- _WHAT THE TASK REQUIRES_
Search the entries below. Return every line that has "active" in it.

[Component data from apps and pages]
/---

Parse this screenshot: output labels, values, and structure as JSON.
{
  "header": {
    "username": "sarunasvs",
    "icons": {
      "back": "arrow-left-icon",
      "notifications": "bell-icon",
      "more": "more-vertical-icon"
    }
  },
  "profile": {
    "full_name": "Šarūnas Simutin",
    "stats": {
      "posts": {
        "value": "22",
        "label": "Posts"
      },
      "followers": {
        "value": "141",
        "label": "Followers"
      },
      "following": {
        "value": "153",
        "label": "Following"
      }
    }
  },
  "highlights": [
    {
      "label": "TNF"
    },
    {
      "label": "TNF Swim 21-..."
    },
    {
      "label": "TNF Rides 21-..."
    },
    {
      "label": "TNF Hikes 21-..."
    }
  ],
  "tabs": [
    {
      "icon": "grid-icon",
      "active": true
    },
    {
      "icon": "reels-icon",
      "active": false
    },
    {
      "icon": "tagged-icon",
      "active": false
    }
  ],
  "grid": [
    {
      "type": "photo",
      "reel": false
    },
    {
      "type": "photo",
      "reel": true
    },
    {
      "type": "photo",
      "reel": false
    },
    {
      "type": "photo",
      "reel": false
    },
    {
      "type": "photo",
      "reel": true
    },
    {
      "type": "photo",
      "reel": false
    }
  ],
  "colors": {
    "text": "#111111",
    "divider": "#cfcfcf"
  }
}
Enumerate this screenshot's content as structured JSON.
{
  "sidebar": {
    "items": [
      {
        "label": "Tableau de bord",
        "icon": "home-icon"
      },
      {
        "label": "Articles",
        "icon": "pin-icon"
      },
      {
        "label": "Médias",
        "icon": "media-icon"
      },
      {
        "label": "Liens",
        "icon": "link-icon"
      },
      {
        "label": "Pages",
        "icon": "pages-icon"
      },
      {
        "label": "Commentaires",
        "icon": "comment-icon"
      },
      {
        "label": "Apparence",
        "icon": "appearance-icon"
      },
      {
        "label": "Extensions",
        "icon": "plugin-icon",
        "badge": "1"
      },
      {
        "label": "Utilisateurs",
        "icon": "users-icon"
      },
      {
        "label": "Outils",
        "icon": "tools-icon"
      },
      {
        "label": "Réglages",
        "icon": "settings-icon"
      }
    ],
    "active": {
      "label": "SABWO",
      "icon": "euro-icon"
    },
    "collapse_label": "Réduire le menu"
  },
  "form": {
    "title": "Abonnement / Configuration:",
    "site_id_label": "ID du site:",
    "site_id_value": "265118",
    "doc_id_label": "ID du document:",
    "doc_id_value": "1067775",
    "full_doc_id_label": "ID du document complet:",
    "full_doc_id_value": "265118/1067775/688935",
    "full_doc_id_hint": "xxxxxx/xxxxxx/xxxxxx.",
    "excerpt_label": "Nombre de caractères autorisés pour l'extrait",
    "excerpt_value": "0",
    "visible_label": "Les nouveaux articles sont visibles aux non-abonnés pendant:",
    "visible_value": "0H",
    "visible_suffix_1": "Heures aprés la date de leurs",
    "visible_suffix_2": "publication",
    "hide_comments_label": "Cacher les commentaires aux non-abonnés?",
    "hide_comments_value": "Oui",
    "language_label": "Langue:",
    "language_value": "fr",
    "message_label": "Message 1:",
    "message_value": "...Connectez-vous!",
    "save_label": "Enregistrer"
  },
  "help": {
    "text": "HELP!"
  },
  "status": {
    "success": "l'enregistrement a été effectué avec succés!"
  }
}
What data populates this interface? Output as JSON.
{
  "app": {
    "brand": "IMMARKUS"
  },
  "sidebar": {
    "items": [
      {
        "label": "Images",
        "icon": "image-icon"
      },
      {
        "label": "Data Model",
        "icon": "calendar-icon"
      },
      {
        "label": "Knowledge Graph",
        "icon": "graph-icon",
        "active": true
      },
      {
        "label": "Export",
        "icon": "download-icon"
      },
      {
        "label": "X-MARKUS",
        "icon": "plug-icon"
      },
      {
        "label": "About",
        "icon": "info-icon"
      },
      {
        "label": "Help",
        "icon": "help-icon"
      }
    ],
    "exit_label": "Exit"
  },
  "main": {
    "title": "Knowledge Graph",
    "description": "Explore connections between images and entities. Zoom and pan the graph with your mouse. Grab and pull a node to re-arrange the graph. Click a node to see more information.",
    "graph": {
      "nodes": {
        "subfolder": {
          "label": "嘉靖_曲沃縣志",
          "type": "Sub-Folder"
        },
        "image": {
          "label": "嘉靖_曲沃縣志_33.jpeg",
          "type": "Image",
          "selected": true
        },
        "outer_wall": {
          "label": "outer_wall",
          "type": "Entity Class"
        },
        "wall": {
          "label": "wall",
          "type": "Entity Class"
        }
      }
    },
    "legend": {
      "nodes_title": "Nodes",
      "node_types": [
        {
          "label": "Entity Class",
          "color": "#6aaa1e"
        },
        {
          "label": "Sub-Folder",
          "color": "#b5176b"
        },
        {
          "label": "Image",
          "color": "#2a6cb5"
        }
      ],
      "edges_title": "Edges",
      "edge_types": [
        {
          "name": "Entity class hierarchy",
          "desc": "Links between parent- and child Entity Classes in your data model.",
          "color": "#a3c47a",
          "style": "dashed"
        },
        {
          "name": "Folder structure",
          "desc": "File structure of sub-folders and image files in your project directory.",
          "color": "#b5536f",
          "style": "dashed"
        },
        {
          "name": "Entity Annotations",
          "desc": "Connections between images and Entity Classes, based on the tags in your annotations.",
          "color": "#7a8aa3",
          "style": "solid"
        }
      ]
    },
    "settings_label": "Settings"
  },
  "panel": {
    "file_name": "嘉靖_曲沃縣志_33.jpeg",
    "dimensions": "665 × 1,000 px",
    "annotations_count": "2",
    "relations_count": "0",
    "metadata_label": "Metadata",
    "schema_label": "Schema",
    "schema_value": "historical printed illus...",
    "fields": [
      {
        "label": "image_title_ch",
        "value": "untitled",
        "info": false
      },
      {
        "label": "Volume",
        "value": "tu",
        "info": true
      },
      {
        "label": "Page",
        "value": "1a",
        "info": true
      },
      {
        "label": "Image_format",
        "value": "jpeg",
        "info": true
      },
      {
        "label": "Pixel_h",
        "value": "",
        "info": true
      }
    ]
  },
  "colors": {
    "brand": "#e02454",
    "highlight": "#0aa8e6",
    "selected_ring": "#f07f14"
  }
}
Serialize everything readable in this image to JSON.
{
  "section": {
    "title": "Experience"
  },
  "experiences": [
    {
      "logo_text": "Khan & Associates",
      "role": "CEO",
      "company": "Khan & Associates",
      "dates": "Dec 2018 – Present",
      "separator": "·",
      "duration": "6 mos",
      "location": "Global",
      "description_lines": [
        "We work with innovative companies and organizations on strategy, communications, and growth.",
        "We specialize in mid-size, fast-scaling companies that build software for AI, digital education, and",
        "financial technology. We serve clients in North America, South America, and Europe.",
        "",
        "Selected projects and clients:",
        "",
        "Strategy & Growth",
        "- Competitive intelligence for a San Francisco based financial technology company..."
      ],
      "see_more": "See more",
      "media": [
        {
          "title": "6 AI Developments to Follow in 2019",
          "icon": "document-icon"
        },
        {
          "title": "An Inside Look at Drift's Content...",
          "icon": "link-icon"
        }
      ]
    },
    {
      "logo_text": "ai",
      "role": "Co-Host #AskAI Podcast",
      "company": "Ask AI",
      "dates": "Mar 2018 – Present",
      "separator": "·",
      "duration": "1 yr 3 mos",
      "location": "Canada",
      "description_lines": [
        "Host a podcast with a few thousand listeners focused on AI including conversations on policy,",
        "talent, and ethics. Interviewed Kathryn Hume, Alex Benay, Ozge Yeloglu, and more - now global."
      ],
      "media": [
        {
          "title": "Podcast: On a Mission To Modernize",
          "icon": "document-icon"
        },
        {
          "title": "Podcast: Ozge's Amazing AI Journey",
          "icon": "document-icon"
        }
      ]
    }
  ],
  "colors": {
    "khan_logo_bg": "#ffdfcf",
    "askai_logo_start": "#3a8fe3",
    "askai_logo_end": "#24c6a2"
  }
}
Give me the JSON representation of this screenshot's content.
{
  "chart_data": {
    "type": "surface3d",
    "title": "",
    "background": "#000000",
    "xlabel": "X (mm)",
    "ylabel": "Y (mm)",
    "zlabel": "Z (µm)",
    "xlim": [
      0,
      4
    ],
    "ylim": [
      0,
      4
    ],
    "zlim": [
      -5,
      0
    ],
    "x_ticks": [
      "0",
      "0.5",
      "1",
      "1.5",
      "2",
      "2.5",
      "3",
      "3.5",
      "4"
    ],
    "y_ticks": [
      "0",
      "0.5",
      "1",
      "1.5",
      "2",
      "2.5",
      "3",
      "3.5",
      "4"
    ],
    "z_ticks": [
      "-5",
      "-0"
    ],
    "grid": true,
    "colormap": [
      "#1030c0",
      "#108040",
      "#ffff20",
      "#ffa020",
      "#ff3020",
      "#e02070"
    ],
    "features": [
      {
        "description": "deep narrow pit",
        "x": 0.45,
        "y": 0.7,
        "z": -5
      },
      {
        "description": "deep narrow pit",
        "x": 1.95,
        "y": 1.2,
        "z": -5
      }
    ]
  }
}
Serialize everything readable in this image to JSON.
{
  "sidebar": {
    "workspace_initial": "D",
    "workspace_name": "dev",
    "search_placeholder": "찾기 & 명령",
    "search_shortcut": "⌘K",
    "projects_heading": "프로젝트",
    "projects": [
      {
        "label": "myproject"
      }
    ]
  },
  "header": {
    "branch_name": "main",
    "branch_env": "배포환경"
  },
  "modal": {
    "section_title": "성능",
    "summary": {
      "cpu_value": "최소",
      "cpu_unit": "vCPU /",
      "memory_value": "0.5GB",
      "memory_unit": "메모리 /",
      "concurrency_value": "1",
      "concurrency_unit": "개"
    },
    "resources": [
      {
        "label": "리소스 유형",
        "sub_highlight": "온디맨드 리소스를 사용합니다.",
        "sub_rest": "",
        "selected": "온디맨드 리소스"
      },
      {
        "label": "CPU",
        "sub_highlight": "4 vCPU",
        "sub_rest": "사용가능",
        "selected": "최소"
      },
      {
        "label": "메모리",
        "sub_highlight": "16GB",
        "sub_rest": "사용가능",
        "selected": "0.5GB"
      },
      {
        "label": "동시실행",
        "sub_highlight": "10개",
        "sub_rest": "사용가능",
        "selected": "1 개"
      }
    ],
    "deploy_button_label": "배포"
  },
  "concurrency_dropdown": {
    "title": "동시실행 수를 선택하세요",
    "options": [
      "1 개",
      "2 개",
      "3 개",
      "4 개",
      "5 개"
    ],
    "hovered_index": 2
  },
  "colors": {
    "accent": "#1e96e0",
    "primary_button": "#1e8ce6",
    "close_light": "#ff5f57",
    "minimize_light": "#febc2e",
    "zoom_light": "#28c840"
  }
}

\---

- _ANSWER_
      "active": true
      "active": false
      "active": false
    "active": {
        "active": true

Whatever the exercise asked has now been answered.